Washington D.C. To Host High Speed Rail Summit
The Federal Highway Act of 1956 changed the lives of Americans. Thousands of jobs were created, cars were purchased and suburbs emerged. Our economy thrived and revitalized our nation. Trains were no longer needed as automobiles were affordable and all the rage.
56 years later, it is 2012. Cars are not as affordable. Gas prices are through the roof. Our carbon footprints are larger than life. And our economy, well, we all know how that is.
To help with job creation and get America moving again (and fast), many are in support of bringing the High Speed Rail to the United States. The HSR will connect major cities together with a 17,000 mile national high speed rail system with an estimated completion date by 2030.
The trains are revolutionizing the world as they speed across countries at 220 miles per hour. They currently operate in more than 20 countries worldwide including the UK, France, Spain, China and Germany. In Japan, 9 billion passengers have been riding the trains for over 45 years without a single fatality. Ten more countries are under construction including Saudi Arabia and Italy. Turkey, Morocco, Russia, Poland, Brazil and Argentina are among the 14 countries currently under development.
The High Speed Rail Summit, an independent, nonprofit trade association focused on advancing the speed rail in the country, will be meeting in Washington, D.C. on February 28- March 1 where supporters and opponents of bringing the trains to our nation can voice their opinions. Numerous highlighted speakers who will be in attendance include U.S. Congresswoman Nancy Pelosi, U.S. Congressman John Mica, U.S. Transportation Secretary Ray LaHood and U.S. Congressman Jim Oberstar. They’ll inform the public and continue to gain popularity and support to begin building the trains that could reshape our country’s transportation system and kick our economy back in to full gear.

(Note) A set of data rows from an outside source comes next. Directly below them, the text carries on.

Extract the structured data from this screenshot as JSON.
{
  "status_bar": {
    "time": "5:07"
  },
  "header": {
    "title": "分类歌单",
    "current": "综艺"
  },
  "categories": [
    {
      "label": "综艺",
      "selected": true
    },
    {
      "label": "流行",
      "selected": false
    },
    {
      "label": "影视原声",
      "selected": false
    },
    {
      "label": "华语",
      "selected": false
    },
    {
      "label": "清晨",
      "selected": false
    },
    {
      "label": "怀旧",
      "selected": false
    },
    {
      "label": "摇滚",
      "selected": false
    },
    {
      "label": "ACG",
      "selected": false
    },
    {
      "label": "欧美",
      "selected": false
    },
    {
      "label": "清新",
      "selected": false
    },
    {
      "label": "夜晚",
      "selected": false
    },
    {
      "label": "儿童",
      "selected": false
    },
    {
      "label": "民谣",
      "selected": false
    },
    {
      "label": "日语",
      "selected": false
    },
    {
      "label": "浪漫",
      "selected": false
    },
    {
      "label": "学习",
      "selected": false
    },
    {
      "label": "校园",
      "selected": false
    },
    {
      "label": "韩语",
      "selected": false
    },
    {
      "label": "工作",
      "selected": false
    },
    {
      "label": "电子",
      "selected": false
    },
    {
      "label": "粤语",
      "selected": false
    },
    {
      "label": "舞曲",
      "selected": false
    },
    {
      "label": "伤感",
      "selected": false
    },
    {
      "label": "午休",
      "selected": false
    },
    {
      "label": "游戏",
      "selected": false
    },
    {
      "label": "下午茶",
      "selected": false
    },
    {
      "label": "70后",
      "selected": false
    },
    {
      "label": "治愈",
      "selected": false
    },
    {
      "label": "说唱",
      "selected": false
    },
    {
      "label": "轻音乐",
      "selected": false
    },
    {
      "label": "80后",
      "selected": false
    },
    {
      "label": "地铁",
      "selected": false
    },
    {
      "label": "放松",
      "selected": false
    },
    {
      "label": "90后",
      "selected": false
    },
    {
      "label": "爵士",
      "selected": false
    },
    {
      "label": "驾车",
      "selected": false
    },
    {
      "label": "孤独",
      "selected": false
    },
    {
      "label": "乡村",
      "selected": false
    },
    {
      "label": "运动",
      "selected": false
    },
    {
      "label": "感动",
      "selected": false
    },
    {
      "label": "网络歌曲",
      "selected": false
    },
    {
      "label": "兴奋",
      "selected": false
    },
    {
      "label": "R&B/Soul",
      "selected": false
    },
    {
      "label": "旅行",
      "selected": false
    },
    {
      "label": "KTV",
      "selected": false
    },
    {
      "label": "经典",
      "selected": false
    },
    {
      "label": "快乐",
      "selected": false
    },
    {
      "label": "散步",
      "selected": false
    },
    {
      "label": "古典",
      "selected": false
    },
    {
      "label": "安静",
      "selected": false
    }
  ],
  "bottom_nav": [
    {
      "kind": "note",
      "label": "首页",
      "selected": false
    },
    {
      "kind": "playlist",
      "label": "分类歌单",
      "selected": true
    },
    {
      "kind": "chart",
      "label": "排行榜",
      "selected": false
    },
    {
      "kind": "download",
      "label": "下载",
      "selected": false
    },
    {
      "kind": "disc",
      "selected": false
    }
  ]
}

The speakers will discuss the many challenges with launching a major new infrastructure project as large as this, such as the high cost to begin the project (just $98 billion in California alone), but will also stress the importance of bringing the high speed rail to the United States. The High Speed Rail Summit said the project will not only revive our economy and add millions of new jobs, but it will reduce our dependence on oil, reduce congestion and provide safe and affordable transportation. These trains have the ability to take 18.6 million cars off the road, said Peter Calthorpe for the New York Times. “This type of development means less air pollution, fewer respiratory diseases, less water consumption, efficient local infrastructure and lower costs to local governments,” he said.
With the pros and cons piling up across the country, it might be difficult to decide to stand for or against the High Speed Rail. Join others this Tuesday- Thursday at Alion Conference Center, 1100 New Jersey Ave S.E., directly across the street from Navy Yard metro station, for speeches, networking events and programs to establish an opinion on the project that could quite possibly change the way Americans travel. Again.